March 2011

Do you need a will? The best answer is to know what happens to your property when you die without a will.

The Succession Law Reform Act of Ontario ("Act") establishes a code for distribution of intestate estates ("code"), that is, where a person dies without a will. This scheme of distribution may not please you.

Firstly, let's do away with the myth that the government takes it all when a person dies without a will. This myth is spread by several "know-it-alls." If the government ends up taking your entire estate, it means that you have died without leaving any relatives, even a very remote one. In most cases, it is possible to find a relative, even if he or she lives on another continent.

Let us examine this code. Firstly, the spouse is at the top of the pyramid. The spouse receives the entire estate if there is no issue surviving. For purposes of the Act, "spouse" means a legally married spouse. If there is issue, the spouse receives a preferential (or preferred) share of $200,000.00. The balance of the estate over and above the preferential share is shared among the spouse and the issue of the deceased; the proportions depend on the number of children of the deceased. Moreover, if some of the children of the deceased died before him or her, the issue of such deceased child would participate in the distribution. If there is no spouse, but only issue, the issue will share the entire estate. If there is at least one child surviving, and the others died before the deceased but leaving issue, another form of distribution comes into play.

If there is no spouse and no issue, the father and mother of the deceased will share the estate. If there is only the father or the mother living, then he or she receives the estate.

If there is no spouse, no issue, no father and no mother, then the brothers and sisters will share the estate. If one or more of the brothers and sisters have died before the deceased, and assuming the deceased brothers and the deceased sisters left children, then their children would share the portion of the estate that their father (the deceased brother) or mother (the deceased sister) would have received had they been alive at the time of the death of the deceased.

If there is no spouse, no issue, no father and no mother, no brother and no sister, the estate would be shared among the nephews and nieces of the deceased. Then, if there is no spouse, no issue, no father, no mother, no brother, no sister, no nephew and no niece, the estate is shared among the next-of-kin of equal degree of consanguinity. Finally, if even those next-of-kin do not exist, then your good government takes it all. Therefore, be wise and see to your affairs!

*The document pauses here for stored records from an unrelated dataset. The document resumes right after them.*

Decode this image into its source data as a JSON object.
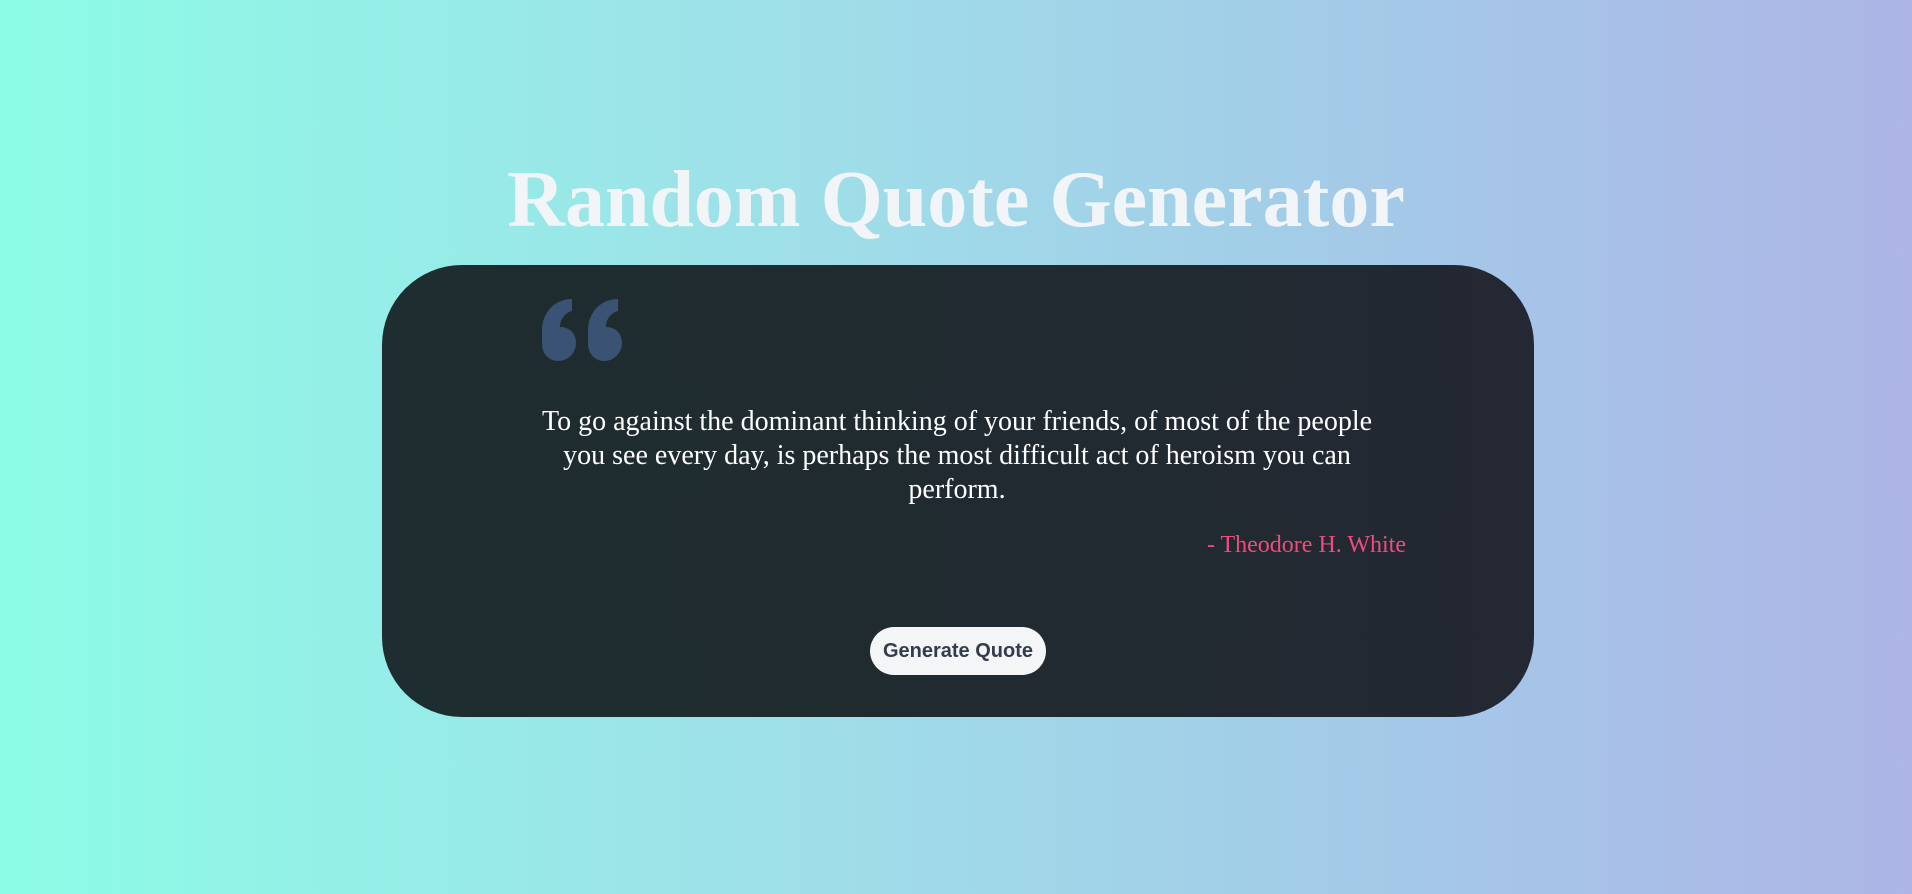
{
  "header": {
    "title": "Random Quote Generator"
  },
  "quote_card": {
    "icon": "quote-left-icon",
    "text": "To go against the dominant thinking of your friends, of most of the people you see every day, is perhaps the most difficult act of heroism you can perform.",
    "author": "- Theodore H. White",
    "generate_button_label": "Generate Quote"
  },
  "colors": {
    "background_start": "#8cfce6",
    "background_end": "#adb5e6",
    "card": "#1f2b30",
    "quote_icon": "#3a5273",
    "author": "#f14b7d",
    "button": "#f4f5f7",
    "button_text": "#333d4e"
  }
}
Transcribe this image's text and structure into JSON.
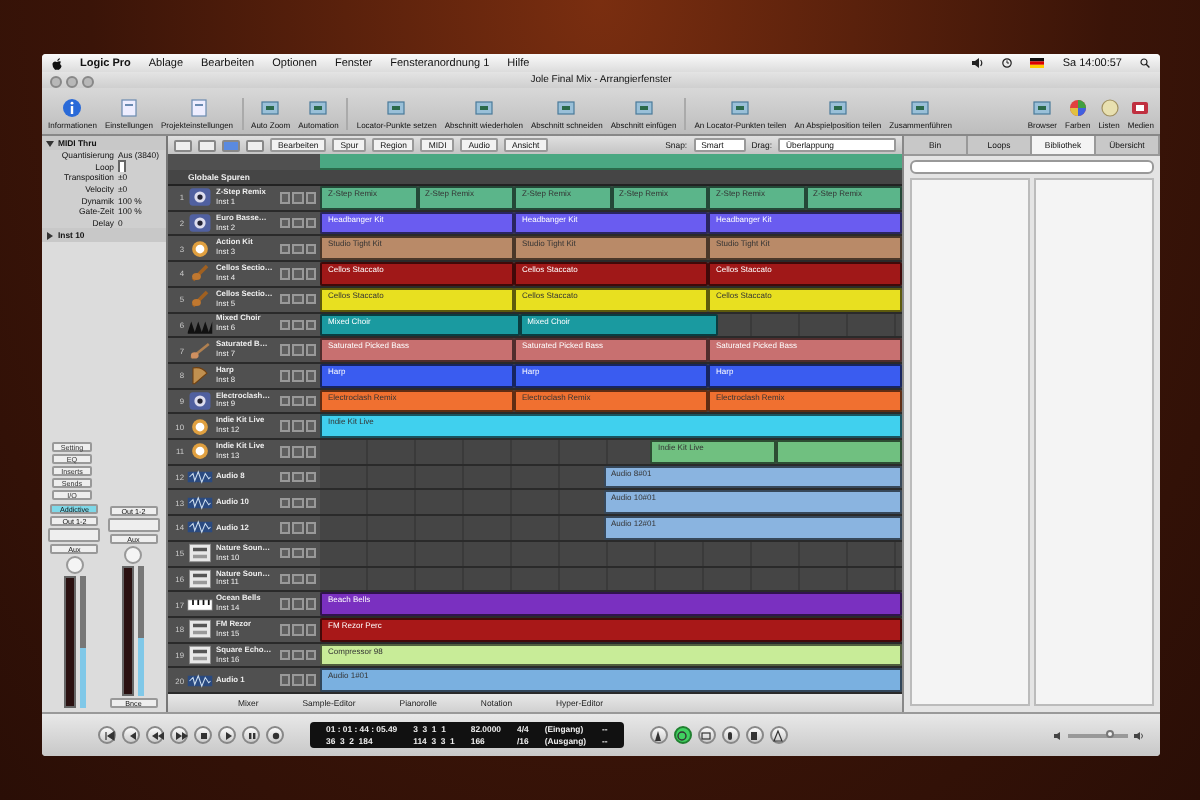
{
  "menubar": {
    "app": "Logic Pro",
    "items": [
      "Ablage",
      "Bearbeiten",
      "Optionen",
      "Fenster",
      "Fensteranordnung 1",
      "Hilfe"
    ],
    "clock": "Sa 14:00:57"
  },
  "window": {
    "title": "Jole Final Mix - Arrangierfenster"
  },
  "toolbar": {
    "left": [
      {
        "label": "Informationen"
      },
      {
        "label": "Einstellungen"
      },
      {
        "label": "Projekteinstellungen"
      },
      {
        "label": "Auto Zoom"
      },
      {
        "label": "Automation"
      },
      {
        "label": "Locator-Punkte setzen"
      },
      {
        "label": "Abschnitt wiederholen"
      },
      {
        "label": "Abschnitt schneiden"
      },
      {
        "label": "Abschnitt einfügen"
      },
      {
        "label": "An Locator-Punkten teilen"
      },
      {
        "label": "An Abspielposition teilen"
      },
      {
        "label": "Zusammenführen"
      }
    ],
    "right": [
      {
        "label": "Browser"
      },
      {
        "label": "Farben"
      },
      {
        "label": "Listen"
      },
      {
        "label": "Medien"
      }
    ]
  },
  "local_menu": {
    "items": [
      "Bearbeiten",
      "Spur",
      "Region",
      "MIDI",
      "Audio",
      "Ansicht"
    ],
    "snap_label": "Snap:",
    "snap": "Smart",
    "drag_label": "Drag:",
    "drag": "Überlappung"
  },
  "inspector": {
    "section": "MIDI Thru",
    "params": [
      {
        "label": "Quantisierung",
        "value": "Aus (3840)"
      },
      {
        "label": "Loop",
        "kind": "checkbox",
        "checked": false
      },
      {
        "label": "Transposition",
        "value": "±0"
      },
      {
        "label": "Velocity",
        "value": "±0"
      },
      {
        "label": "Dynamik",
        "value": "100 %"
      },
      {
        "label": "Gate-Zeit",
        "value": "100 %"
      },
      {
        "label": "Delay",
        "value": "0"
      }
    ],
    "track_section": "Inst 10",
    "slots": [
      "Setting",
      "EQ",
      "Inserts",
      "Sends",
      "I/O"
    ],
    "strips": [
      {
        "input": "Addictive",
        "output": "Out 1-2",
        "send": "Aux",
        "level": 0.45
      },
      {
        "output": "Out 1-2",
        "send": "Aux",
        "level": 0.45,
        "footer": "Bnce"
      }
    ]
  },
  "global_tracks": "Globale Spuren",
  "tracks": [
    {
      "number": "1",
      "name": "Z-Step Remix",
      "sub": "Inst 1",
      "color": "#5bb58a",
      "regions": [
        {
          "kind": "region",
          "name": "Z-Step Remix"
        },
        {
          "kind": "region",
          "name": "Z-Step Remix"
        },
        {
          "kind": "region",
          "name": "Z-Step Remix"
        },
        {
          "kind": "region",
          "name": "Z-Step Remix"
        },
        {
          "kind": "region",
          "name": "Z-Step Remix"
        },
        {
          "kind": "region",
          "name": "Z-Step Remix"
        }
      ]
    },
    {
      "number": "2",
      "name": "Euro Basse…",
      "sub": "Inst 2",
      "color": "#6a5cf0",
      "regions": [
        {
          "kind": "region",
          "name": "Headbanger Kit"
        },
        {
          "kind": "region",
          "name": "Headbanger Kit"
        },
        {
          "kind": "region",
          "name": "Headbanger Kit"
        }
      ]
    },
    {
      "number": "3",
      "name": "Action Kit",
      "sub": "Inst 3",
      "color": "#b98a68",
      "regions": [
        {
          "kind": "region",
          "name": "Studio Tight Kit"
        },
        {
          "kind": "region",
          "name": "Studio Tight Kit"
        },
        {
          "kind": "region",
          "name": "Studio Tight Kit"
        }
      ]
    },
    {
      "number": "4",
      "name": "Cellos Sectio…",
      "sub": "Inst 4",
      "color": "#a01818",
      "regions": [
        {
          "kind": "region",
          "name": "Cellos Staccato"
        },
        {
          "kind": "region",
          "name": "Cellos Staccato"
        },
        {
          "kind": "region",
          "name": "Cellos Staccato"
        }
      ]
    },
    {
      "number": "5",
      "name": "Cellos Sectio…",
      "sub": "Inst 5",
      "color": "#e8e020",
      "regions": [
        {
          "kind": "region",
          "name": "Cellos Staccato"
        },
        {
          "kind": "region",
          "name": "Cellos Staccato"
        },
        {
          "kind": "region",
          "name": "Cellos Staccato"
        }
      ]
    },
    {
      "number": "6",
      "name": "Mixed Choir",
      "sub": "Inst 6",
      "color": "#1a9aa0",
      "regions": [
        {
          "kind": "region",
          "name": "Mixed Choir"
        },
        {
          "kind": "region",
          "name": "Mixed Choir"
        },
        {
          "kind": "gap"
        }
      ]
    },
    {
      "number": "7",
      "name": "Saturated B…",
      "sub": "Inst 7",
      "color": "#c87070",
      "regions": [
        {
          "kind": "region",
          "name": "Saturated Picked Bass"
        },
        {
          "kind": "region",
          "name": "Saturated Picked Bass"
        },
        {
          "kind": "region",
          "name": "Saturated Picked Bass"
        }
      ]
    },
    {
      "number": "8",
      "name": "Harp",
      "sub": "Inst 8",
      "color": "#3a5cf0",
      "regions": [
        {
          "kind": "region",
          "name": "Harp"
        },
        {
          "kind": "region",
          "name": "Harp"
        },
        {
          "kind": "region",
          "name": "Harp"
        }
      ]
    },
    {
      "number": "9",
      "name": "Electroclash…",
      "sub": "Inst 9",
      "color": "#f07030",
      "regions": [
        {
          "kind": "region",
          "name": "Electroclash Remix"
        },
        {
          "kind": "region",
          "name": "Electroclash Remix"
        },
        {
          "kind": "region",
          "name": "Electroclash Remix"
        }
      ]
    },
    {
      "number": "10",
      "name": "Indie Kit Live",
      "sub": "Inst 12",
      "color": "#40d0ee",
      "regions": [
        {
          "kind": "region",
          "name": "Indie Kit Live"
        }
      ]
    },
    {
      "number": "11",
      "name": "Indie Kit Live",
      "sub": "Inst 13",
      "color": "#70c080",
      "regions": [
        {
          "kind": "gap"
        },
        {
          "kind": "gap"
        },
        {
          "kind": "gap"
        },
        {
          "kind": "region",
          "name": "Indie Kit Live"
        },
        {
          "kind": "region"
        }
      ]
    },
    {
      "number": "12",
      "name": "Audio 8",
      "color": "#8ab4e0",
      "regions": [
        {
          "kind": "gap"
        },
        {
          "kind": "region",
          "name": "Audio 8#01"
        }
      ]
    },
    {
      "number": "13",
      "name": "Audio 10",
      "color": "#8ab4e0",
      "regions": [
        {
          "kind": "gap"
        },
        {
          "kind": "region",
          "name": "Audio 10#01"
        }
      ]
    },
    {
      "number": "14",
      "name": "Audio 12",
      "color": "#8ab4e0",
      "regions": [
        {
          "kind": "gap"
        },
        {
          "kind": "region",
          "name": "Audio 12#01"
        }
      ]
    },
    {
      "number": "15",
      "name": "Nature Soun…",
      "sub": "Inst 10"
    },
    {
      "number": "16",
      "name": "Nature Soun…",
      "sub": "Inst 11"
    },
    {
      "number": "17",
      "name": "Ocean Bells",
      "sub": "Inst 14",
      "color": "#7a30c0",
      "regions": [
        {
          "kind": "region",
          "name": "Beach Bells"
        }
      ]
    },
    {
      "number": "18",
      "name": "FM Rezor",
      "sub": "Inst 15",
      "color": "#a81818",
      "regions": [
        {
          "kind": "region",
          "name": "FM Rezor Perc"
        }
      ]
    },
    {
      "number": "19",
      "name": "Square Echo…",
      "sub": "Inst 16",
      "color": "#c8ec98",
      "regions": [
        {
          "kind": "region",
          "name": "Compressor 98"
        }
      ]
    },
    {
      "number": "20",
      "name": "Audio 1",
      "color": "#7ab0e0",
      "regions": [
        {
          "kind": "region",
          "name": "Audio 1#01"
        }
      ]
    }
  ],
  "editor_tabs": [
    "Mixer",
    "Sample-Editor",
    "Pianorolle",
    "Notation",
    "Hyper-Editor"
  ],
  "media": {
    "tabs": [
      {
        "label": "Bin",
        "selected": false
      },
      {
        "label": "Loops",
        "selected": false
      },
      {
        "label": "Bibliothek",
        "selected": true
      },
      {
        "label": "Übersicht",
        "selected": false
      }
    ]
  },
  "transport": {
    "buttons": [
      {
        "kind": "start",
        "selected": false
      },
      {
        "kind": "back",
        "selected": false
      },
      {
        "kind": "rewind",
        "selected": false
      },
      {
        "kind": "forward",
        "selected": false
      },
      {
        "kind": "stop",
        "selected": false
      },
      {
        "kind": "play",
        "selected": false
      },
      {
        "kind": "pause",
        "selected": false
      },
      {
        "kind": "record",
        "selected": false
      }
    ],
    "display": [
      [
        "01 : 01 : 44 : 05.49",
        "3  3  1  1",
        "82.0000",
        "4/4",
        "(Eingang)",
        "--"
      ],
      [
        "36  3  2  184",
        "114  3  3  1",
        "166",
        "/16",
        "(Ausgang)",
        "--"
      ]
    ],
    "modes": [
      {
        "kind": "metronome",
        "selected": false
      },
      {
        "kind": "cycle",
        "selected": true
      },
      {
        "kind": "replace",
        "selected": false
      },
      {
        "kind": "solo",
        "selected": false
      },
      {
        "kind": "sync",
        "selected": false
      },
      {
        "kind": "tuner",
        "selected": false
      }
    ],
    "volume": {
      "level": 0.7
    }
  }
}
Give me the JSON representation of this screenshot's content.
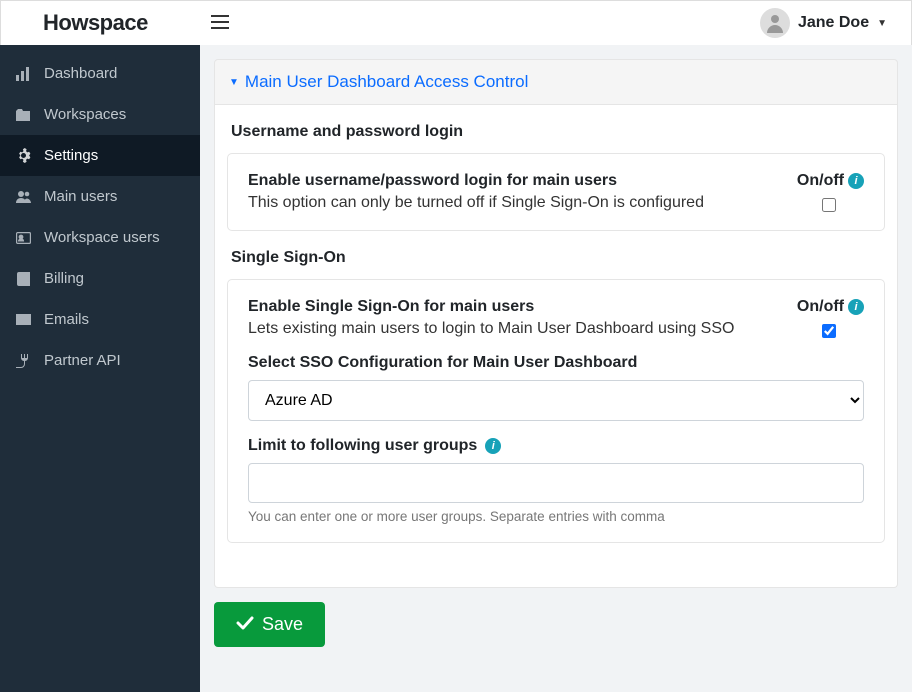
{
  "brand": "Howspace",
  "user": {
    "name": "Jane Doe"
  },
  "sidebar": {
    "items": [
      {
        "label": "Dashboard",
        "icon": "chart"
      },
      {
        "label": "Workspaces",
        "icon": "folder"
      },
      {
        "label": "Settings",
        "icon": "gear",
        "active": true
      },
      {
        "label": "Main users",
        "icon": "users"
      },
      {
        "label": "Workspace users",
        "icon": "id"
      },
      {
        "label": "Billing",
        "icon": "book"
      },
      {
        "label": "Emails",
        "icon": "mail"
      },
      {
        "label": "Partner API",
        "icon": "plug"
      }
    ]
  },
  "section": {
    "title": "Main User Dashboard Access Control",
    "onoff_label": "On/off",
    "username_heading": "Username and password login",
    "enable_userpass": {
      "title": "Enable username/password login for main users",
      "help": "This option can only be turned off if Single Sign-On is configured",
      "checked": false
    },
    "sso_heading": "Single Sign-On",
    "enable_sso": {
      "title": "Enable Single Sign-On for main users",
      "help": "Lets existing main users to login to Main User Dashboard using SSO",
      "checked": true
    },
    "sso_config": {
      "label": "Select SSO Configuration for Main User Dashboard",
      "value": "Azure AD"
    },
    "limit_groups": {
      "label": "Limit to following user groups",
      "value": "",
      "hint": "You can enter one or more user groups. Separate entries with comma"
    },
    "save_label": "Save"
  }
}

Raymond H. Gouin
2276 St. Joseph Blvd
Orléans, ON
K1C 1E8

Phone: (613) 830-0681
Fax: (613) 830-4826